== RECORDS SHOWN

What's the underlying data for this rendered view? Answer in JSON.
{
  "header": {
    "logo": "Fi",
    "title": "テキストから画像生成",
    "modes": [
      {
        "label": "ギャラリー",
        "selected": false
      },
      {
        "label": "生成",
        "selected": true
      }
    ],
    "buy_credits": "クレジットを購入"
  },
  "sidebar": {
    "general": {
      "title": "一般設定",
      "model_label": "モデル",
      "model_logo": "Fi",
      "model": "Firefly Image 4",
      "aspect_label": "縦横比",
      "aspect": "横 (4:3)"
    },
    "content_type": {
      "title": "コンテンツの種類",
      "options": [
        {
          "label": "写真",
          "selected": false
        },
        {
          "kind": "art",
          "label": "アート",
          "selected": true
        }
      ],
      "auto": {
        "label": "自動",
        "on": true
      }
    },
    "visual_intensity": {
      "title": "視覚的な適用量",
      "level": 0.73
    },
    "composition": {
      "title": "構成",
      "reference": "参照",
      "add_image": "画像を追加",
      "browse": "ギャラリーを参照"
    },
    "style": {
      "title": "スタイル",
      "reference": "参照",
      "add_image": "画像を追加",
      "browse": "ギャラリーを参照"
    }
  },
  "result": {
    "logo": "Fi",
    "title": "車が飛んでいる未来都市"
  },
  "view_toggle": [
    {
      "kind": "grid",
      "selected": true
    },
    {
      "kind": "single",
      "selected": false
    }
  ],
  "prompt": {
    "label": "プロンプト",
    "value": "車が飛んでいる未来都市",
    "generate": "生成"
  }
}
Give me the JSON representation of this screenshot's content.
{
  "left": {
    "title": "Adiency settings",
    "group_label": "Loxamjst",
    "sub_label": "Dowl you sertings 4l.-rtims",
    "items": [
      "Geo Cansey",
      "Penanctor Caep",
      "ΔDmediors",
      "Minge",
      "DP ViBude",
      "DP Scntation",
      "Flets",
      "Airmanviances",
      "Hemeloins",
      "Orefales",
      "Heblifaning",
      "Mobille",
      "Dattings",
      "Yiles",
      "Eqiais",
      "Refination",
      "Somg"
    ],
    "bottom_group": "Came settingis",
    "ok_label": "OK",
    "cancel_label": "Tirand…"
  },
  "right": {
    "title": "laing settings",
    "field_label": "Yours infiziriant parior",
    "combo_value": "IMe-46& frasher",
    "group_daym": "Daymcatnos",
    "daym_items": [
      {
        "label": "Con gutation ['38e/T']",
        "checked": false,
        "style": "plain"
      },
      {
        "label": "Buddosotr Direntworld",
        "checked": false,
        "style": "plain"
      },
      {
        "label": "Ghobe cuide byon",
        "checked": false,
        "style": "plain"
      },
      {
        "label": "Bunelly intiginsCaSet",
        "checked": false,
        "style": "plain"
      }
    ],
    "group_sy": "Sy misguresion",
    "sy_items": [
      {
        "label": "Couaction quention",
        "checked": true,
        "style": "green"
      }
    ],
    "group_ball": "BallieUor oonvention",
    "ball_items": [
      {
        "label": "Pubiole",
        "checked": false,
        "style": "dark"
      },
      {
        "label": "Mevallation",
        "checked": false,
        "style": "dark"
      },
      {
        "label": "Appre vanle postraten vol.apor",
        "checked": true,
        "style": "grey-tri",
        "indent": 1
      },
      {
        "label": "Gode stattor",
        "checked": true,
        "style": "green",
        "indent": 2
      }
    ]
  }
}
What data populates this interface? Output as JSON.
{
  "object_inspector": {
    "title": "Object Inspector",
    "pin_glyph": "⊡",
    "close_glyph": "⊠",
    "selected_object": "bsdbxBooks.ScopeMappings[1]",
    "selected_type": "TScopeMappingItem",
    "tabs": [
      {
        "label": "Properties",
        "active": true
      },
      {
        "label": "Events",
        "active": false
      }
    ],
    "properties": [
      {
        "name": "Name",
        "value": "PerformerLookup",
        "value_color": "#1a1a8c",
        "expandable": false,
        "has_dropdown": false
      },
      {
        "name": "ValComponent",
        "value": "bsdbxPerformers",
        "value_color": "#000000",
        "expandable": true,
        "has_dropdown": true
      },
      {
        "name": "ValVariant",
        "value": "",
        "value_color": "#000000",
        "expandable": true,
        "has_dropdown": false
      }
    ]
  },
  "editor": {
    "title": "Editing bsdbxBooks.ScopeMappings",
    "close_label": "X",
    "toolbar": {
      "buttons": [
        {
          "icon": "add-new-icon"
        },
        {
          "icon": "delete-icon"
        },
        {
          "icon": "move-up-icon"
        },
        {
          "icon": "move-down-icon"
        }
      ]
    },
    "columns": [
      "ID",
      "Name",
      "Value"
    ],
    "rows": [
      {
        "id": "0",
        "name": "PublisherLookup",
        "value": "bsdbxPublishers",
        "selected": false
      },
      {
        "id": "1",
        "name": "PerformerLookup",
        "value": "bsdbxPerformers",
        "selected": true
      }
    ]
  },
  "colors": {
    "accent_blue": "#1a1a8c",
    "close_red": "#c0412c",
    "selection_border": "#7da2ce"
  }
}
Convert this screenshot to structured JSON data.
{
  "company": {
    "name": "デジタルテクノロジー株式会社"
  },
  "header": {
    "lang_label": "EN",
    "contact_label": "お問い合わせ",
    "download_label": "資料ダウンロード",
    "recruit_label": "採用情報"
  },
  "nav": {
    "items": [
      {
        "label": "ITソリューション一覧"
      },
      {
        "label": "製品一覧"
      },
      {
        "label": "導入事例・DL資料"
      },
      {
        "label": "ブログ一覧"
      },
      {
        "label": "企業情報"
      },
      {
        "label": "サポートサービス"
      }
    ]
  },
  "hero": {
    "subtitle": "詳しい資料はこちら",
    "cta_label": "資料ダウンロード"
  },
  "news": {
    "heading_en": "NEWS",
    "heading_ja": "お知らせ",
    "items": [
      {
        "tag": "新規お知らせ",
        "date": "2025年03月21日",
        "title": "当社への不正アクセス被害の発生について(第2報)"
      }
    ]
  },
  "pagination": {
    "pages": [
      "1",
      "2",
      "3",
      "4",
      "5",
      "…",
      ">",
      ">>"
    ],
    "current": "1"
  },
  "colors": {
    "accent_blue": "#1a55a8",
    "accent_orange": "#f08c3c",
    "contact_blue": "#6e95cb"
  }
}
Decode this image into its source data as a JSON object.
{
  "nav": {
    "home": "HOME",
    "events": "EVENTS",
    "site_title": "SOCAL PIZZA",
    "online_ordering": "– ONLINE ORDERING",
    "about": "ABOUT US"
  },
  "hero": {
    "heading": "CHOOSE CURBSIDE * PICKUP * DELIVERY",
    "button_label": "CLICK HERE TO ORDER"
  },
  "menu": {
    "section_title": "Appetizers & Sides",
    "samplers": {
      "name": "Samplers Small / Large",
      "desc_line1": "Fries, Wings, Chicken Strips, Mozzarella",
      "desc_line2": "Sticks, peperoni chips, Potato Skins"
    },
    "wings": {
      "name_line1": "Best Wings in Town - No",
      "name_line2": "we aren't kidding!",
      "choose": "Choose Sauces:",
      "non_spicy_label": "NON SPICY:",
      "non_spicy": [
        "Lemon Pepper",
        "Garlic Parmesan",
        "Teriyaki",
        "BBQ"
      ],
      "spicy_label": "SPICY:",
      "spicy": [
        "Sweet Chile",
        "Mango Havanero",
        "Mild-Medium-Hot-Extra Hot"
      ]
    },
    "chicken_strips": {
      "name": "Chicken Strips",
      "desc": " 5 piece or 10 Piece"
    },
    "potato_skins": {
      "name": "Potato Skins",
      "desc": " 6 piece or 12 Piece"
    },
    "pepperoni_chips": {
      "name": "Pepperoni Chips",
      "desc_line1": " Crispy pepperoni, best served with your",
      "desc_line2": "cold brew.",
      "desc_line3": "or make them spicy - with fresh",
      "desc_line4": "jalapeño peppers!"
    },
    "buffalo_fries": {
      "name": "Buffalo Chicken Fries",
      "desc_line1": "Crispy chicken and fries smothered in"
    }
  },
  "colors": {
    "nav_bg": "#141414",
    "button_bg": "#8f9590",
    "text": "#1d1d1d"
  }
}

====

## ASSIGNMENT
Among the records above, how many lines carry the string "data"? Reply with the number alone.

## RESPONSE
4